With the ever growing publishing industry heading more and more into the independent publishing area, book authors not only have to be creative with words now. They also have to find a way to promote their book in a way that appeals to the reader visually. Let’s take Stephenie Meyer’s “Twilight” for example. The book cover was a very simple black background with an apple in a set of hands. It made you want to know why this person was holding an apple in the first place.

Throughout the journey of publishing “Shadows: The Story of the Kayouta” I wanted the same kind of feel for my book cover. The book itself was light, cute and airy. However, the underlining tone of death of a mother and grandmother made the topic dark also. It all comes down to fonts and placement.

I’ve seen some really, really good self designed book covers over the past year or so. I’ve also seen some that could use a little work. Here are a few tips to making your book cover portray your story in the best way possible:

  1. Pick a font that matches the feel of your book. If your story is about murder and hardcore issues, don’t place a font that is airy, light and feminine. One of my biggest pet peeves in Old English text. Luckily I haven’t seen a book cover with that on it… yet. You want a font that is also easy to read, easy to pick up on and if you have more than one book in your series, one you won’t get tired of seeing.
  2. Pictures are a dime a dozen on Google and other places these days. Make sure you have permission to use pictures from those sites though. I’ve found websites dedicated to royalty free pictures that have a great collection. If you would like to spend the money, DeviantArt has a lot of talented artist available. All they ask for is credit and a small fee. When it comes to combining the picture with the font, make sure the font pops away from the picture and separates itself. I’ve seen my fair share of book covers where the font blends with lines or drawings and it is really hard to make out the name of the book.
  3. Watch your proportions. That is another pet peeve of mine. If you are designing your cover and the heroine on the cover has her face squished to the point of making her look like she’s standing in a funhouse mirror, that doesn’t look good no matter what you do. Check your cover and make sure it’s proportioned.
  4. There are a lot of services out on the internet that offer book cover designs for a fee. I only charge $30 for the initial setup with unlimited changes to the cover. Some other services can charge upwards to $150 and then also charge you for changes. Make sure you understand their policies when it comes to the designs. You will also need to know the size of your book to make the cover work.
  5. If you plan on epublishing your book, make sure you have a cover that will transfer over well to the digital look. I suggest sticking to black and white if you are planning on publishing to ebook. It transfers so much better than a color cover. If you are planning on publishing through Amazon, I would do a color cover but make sure it’s one that will transfer to black and white just in case someone does not have the Kindle Fire.

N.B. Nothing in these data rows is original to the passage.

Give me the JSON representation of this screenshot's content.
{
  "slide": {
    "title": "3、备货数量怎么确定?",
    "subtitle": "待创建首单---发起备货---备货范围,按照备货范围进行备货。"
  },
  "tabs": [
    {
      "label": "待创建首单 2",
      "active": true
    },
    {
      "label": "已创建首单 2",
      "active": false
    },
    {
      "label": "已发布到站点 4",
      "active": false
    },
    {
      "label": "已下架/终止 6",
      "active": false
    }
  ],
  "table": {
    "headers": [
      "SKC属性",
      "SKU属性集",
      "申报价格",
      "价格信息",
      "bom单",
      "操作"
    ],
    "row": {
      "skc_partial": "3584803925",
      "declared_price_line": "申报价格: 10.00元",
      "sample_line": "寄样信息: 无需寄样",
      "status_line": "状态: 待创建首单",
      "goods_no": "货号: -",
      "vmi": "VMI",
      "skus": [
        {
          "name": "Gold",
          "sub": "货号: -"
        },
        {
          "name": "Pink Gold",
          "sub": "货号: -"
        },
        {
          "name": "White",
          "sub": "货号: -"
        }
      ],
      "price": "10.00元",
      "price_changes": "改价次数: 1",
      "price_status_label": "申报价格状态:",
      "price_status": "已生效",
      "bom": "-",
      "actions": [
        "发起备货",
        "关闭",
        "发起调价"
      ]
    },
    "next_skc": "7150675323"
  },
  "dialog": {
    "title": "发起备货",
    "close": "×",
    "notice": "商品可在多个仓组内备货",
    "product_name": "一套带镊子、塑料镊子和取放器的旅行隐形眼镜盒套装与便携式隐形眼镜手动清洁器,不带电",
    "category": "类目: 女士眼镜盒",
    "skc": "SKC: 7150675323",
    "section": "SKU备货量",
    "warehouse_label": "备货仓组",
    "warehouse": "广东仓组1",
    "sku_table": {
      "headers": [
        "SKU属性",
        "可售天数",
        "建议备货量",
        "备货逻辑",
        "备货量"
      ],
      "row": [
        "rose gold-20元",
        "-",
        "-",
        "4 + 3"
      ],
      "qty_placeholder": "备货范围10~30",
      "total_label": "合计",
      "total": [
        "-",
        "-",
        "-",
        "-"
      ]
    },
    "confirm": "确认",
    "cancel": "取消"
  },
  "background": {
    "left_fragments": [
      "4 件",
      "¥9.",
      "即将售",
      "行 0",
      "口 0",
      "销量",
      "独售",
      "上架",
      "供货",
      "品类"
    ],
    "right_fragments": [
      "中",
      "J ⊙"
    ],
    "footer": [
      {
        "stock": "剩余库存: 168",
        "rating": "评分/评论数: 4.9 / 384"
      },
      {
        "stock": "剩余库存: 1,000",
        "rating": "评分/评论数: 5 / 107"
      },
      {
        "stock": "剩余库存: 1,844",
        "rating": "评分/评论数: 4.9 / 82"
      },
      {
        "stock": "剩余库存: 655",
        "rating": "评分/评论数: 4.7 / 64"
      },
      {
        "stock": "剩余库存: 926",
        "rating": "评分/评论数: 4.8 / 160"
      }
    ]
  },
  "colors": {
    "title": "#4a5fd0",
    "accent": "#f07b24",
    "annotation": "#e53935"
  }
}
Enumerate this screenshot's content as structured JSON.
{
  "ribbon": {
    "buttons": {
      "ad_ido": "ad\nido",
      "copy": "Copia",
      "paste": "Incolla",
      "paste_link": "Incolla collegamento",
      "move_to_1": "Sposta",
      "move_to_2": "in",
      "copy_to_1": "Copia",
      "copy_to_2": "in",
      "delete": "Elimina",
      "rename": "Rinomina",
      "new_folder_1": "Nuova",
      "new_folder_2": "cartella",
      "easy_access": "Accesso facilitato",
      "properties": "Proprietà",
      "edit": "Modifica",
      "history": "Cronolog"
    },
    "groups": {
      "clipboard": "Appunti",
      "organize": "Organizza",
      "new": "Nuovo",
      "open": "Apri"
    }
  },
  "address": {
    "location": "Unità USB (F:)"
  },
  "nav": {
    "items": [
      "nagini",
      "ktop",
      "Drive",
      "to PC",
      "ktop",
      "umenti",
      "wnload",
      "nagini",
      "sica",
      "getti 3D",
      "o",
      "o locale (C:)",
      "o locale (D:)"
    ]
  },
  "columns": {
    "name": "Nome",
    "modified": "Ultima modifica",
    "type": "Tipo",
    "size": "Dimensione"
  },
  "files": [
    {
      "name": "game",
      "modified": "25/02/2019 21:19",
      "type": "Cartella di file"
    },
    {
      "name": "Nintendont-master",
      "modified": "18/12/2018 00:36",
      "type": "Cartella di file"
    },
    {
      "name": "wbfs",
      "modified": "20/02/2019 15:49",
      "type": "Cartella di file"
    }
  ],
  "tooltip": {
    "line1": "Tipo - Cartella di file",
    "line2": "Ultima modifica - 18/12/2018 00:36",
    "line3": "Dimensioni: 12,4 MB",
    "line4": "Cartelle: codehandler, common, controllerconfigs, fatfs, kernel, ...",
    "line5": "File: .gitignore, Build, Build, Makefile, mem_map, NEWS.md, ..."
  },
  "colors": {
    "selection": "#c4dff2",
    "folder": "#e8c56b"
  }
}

Like I said, books are coming out left and right now, especially with epublishing. You want to make sure that your book not only looks good but portrays your series in the best way possible.

If you have any more questions about epublishing or book covers, you can contact me at eliciaseawell@gmail.com. I’m always available for answers.